By SARA SCHONHARDT
Published: September 20, 2012
JAKARTA, Indonesia — Voters in the Indonesian capital cast their ballots
for a new governor on Thursday, with exit polls suggesting victory for
the populist mayor of a city in central Java over the incumbent.
Surveys of voters conducted by the Indonesia Survey Institute, an independent organization, showed Joko Widodo, the mayor of Surakarta, pulling in 54 percent of the vote and Gov. Fauzi Bowo of Jakarta taking 46 percent, with a margin of error of plus or minus two percentage points. Official results are not expected for at least another week, but exit polls by the same organization accurately predicted the outcome of the first round of voting in July.
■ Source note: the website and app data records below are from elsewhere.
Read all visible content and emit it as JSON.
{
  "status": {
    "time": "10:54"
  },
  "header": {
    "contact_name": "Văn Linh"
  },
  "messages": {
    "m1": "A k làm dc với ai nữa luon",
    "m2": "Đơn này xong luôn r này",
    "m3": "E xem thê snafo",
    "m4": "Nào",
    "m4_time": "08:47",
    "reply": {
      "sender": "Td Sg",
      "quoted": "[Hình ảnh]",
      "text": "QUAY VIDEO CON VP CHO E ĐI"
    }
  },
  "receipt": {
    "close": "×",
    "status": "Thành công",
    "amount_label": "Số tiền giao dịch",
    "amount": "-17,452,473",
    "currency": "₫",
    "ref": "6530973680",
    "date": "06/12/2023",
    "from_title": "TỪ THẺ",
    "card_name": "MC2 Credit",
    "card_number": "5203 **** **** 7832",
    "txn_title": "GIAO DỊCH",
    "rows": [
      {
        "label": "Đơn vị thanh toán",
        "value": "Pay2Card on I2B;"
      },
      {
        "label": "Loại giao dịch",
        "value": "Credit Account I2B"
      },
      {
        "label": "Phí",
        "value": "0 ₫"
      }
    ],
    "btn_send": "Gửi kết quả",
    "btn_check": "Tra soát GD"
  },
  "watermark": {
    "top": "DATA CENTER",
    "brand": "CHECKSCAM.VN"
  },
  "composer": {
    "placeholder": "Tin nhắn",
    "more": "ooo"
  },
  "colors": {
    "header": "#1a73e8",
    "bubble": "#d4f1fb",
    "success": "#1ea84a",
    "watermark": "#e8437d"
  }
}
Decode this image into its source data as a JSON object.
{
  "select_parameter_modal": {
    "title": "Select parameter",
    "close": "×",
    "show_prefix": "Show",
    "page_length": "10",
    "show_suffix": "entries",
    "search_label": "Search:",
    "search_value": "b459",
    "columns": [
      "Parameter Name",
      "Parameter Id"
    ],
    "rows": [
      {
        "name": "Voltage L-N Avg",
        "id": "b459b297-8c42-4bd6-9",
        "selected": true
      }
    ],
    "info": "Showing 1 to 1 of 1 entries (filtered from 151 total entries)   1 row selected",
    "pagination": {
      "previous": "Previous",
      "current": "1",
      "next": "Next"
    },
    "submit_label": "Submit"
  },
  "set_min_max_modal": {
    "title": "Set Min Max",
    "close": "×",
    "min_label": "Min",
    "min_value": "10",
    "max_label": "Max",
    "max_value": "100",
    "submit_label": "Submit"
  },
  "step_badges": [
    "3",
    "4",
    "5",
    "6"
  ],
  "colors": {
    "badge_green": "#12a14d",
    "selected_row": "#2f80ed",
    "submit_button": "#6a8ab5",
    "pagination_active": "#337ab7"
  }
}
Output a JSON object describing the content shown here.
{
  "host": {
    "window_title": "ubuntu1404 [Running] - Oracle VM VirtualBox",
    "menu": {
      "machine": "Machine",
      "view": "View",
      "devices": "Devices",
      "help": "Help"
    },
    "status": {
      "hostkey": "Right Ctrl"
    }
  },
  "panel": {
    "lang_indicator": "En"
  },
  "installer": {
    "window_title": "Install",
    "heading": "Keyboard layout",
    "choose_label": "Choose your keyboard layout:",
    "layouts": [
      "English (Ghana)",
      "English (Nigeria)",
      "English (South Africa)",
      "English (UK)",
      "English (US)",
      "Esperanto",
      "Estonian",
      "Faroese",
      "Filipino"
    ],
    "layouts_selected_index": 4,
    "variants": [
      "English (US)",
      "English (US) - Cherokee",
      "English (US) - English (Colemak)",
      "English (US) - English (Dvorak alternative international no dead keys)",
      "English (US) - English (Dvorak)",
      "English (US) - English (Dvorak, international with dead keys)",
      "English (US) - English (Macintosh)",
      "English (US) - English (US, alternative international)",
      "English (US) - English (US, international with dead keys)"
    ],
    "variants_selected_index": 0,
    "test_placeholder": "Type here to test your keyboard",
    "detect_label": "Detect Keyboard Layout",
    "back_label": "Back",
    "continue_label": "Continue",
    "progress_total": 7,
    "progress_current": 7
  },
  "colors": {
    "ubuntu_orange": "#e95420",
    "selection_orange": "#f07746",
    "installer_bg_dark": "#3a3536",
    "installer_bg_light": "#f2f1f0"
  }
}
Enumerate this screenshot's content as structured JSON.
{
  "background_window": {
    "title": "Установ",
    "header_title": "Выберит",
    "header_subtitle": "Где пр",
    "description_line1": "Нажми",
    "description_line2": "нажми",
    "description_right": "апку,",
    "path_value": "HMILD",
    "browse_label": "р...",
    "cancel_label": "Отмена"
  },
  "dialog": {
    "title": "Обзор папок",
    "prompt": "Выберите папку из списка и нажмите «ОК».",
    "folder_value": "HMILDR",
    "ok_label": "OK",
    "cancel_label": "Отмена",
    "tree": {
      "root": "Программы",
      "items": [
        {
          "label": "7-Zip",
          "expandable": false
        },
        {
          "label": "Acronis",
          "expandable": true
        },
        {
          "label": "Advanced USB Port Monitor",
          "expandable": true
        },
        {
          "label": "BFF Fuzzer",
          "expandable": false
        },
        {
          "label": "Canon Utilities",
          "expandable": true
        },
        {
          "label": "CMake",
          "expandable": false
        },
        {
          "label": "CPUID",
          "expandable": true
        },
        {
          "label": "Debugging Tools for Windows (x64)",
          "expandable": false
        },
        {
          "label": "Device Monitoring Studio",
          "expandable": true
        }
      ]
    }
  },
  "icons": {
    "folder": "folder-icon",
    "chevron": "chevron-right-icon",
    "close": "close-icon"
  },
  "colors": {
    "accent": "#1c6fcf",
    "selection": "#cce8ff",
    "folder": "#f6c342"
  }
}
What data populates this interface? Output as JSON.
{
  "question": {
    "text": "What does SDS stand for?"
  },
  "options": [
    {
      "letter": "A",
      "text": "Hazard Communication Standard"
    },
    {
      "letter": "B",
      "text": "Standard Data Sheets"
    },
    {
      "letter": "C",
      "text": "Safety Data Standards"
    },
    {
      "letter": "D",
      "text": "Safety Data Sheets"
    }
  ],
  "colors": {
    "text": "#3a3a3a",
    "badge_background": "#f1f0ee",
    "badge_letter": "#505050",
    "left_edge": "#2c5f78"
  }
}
In that vote, Mr. Joko emerged as the surprise leader in a race that has stirred unusual enthusiasm among voters who say they are sick of corruption and politicians who have done little to address the city’s notoriously clogged traffic, poor sanitation and slums.
Mr. Joko has made the most of his reputation for running a clean and efficient administration in Surakarta in promoting his message of change. His campaign was also notable for its use of social media. Mr. Joko’s team made efforts to reach out to voters with Skype conversations and YouTube music videos.
Last month his supporters set their own words to the tune from a song by One Direction to highlight Jakarta’s most intractable problems: flooding, bribery and traffic congestion.
Analysts said that a change in Jakarta’s leadership could mark the beginning of a bigger political change in national elections two years from now.
“This election reflects the contrast between a candidate that relies on a political machine and the strength of a politician that people believe has a heart for their interests,” said Aleksius Jemadu, dean of the School of Social and Political Sciences at Pelita Harapan University in Tangerang, Indonesia.
On Thursday morning, millions of Jakarta residents flocked to festively decorated voting stations. Officials put the turnout at 67 percent of eligible voters, up from 63 percent in July. No candidate won a majority then, leading to the runoff Thursday between the two leading candidates.
Off a narrow street in the city’s center, an area ringed by slums and street vendors, children wore buttons with heart and mustache symbols, signaling support for Mr. Fauzi’s re-election by referring to his trademark facial hair.
Voters there said the city had improved under Mr. Fauzi’s leadership, citing programs like free education and health care and improvements in flood zones. But those changes did not appear to have won over enough voters.
After the polls closed, some supporters of Mr. Joko posted messages online welcoming him as the capital’s new governor. Others expressed reservations.
“O.K., he’s an honest guy, he’s a clean guy. But whether he can manage Jakarta is a big question mark,” said Edi Susanto, a banker in North Jakarta.
Analysts agree that Mr. Joko faces formidable challenges bringing change to a city far bigger and more complex than Surakarta, but some said his strong showing was a positive sign for Indonesian democracy.
“Voters realize that Jokowi maybe cannot deal with the problems, but they have run out of hope for Fauzi,” said Burhanuddin Muhtadi of the Indonesia Survey Institute, using Mr. Joko’s nickname. “Jokowi gives people hope.”